However, even a successful response effort can result in a partial compromise, with an associated impact upon the organisation’s ability to operate at a normal level. It is therefore essential that organisations plan and rehearse not just the response to specific high-risk incident scenarios (such as a full-scale ransomware compromise), but also have a clear understanding of their business continuity plans for key operational functions and their associated digital infrastructure.
To minimise the impact of an incident, organisations should understand their impact tolerances (the maximum tolerable level of disruption to an important business service) and recovery time objectives (the amount of time a business has to restore its processes at an acceptable service level after a disaster to avoid intolerable consequences associated with the disruption) and undertake improvement projects to ensure the risk is sufficiently controlled.
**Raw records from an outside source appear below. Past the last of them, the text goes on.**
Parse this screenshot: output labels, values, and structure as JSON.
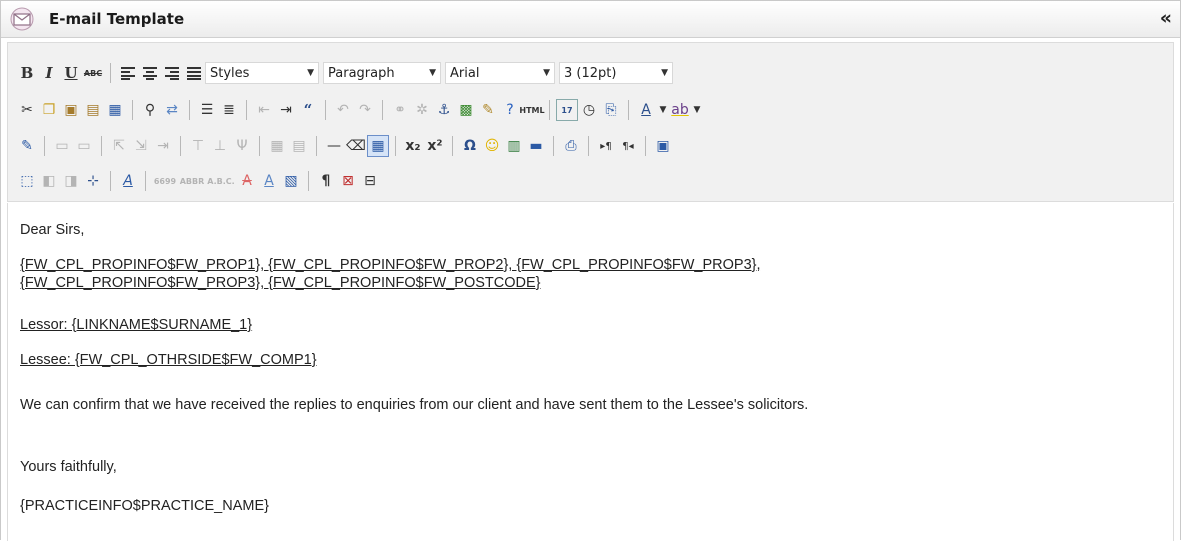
{
  "window": {
    "title": "E-mail Template",
    "collapse_glyph": "«"
  },
  "toolbar": {
    "styles_dropdown": "Styles",
    "format_dropdown": "Paragraph",
    "font_dropdown": "Arial",
    "size_dropdown": "3 (12pt)",
    "bold_label": "B",
    "italic_label": "I",
    "underline_label": "U",
    "strike_label": "ABC",
    "html_label": "HTML",
    "date_label": "17",
    "abbr_labels": [
      "6699",
      "ABBR",
      "A.B.C."
    ]
  },
  "content": {
    "greeting": "Dear Sirs,",
    "address_line1": "{FW_CPL_PROPINFO$FW_PROP1}, {FW_CPL_PROPINFO$FW_PROP2}, {FW_CPL_PROPINFO$FW_PROP3},",
    "address_line2": "{FW_CPL_PROPINFO$FW_PROP3}, {FW_CPL_PROPINFO$FW_POSTCODE}",
    "lessor": "Lessor: {LINKNAME$SURNAME_1}",
    "lessee": "Lessee: {FW_CPL_OTHRSIDE$FW_COMP1}",
    "body": "We can confirm that we have received the replies to enquiries from our client and have sent them to the Lessee's solicitors.",
    "signoff": "Yours faithfully,",
    "signature": "{PRACTICEINFO$PRACTICE_NAME}"
  }
}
A tailored and engaging crisis management exercise is an excellent trigger for organisations looking to practise not just their response to a cyber incident, but also highlight where additional work is required to understand and improve the operational resilience of the business in relation to key systems. It is common for many organisations, particularly those not in technology-focused industry sectors, to lack an understanding of just how reliant they are on their digital systems and infrastructure.
By focusing on these five core areas and continually evaluating both areas of strength and opportunities for improvement, organisations can minimise the detection and response gap and meaningfully improve their security posture through the ability to prevent, detect, respond, and recover from cyber attacks.
Head of Solutions
As Head of Solutions at JUMPSEC, Dan is responsible for shaping the solutions that JUMPSEC offer, working with our clients to ensure we deliver the outcomes they need.
Head of Defensive Security
As Head of Defensive Security at JUMPSEC, Matt is responsible for shaping and leading the defensive operations team for JUMPSEC.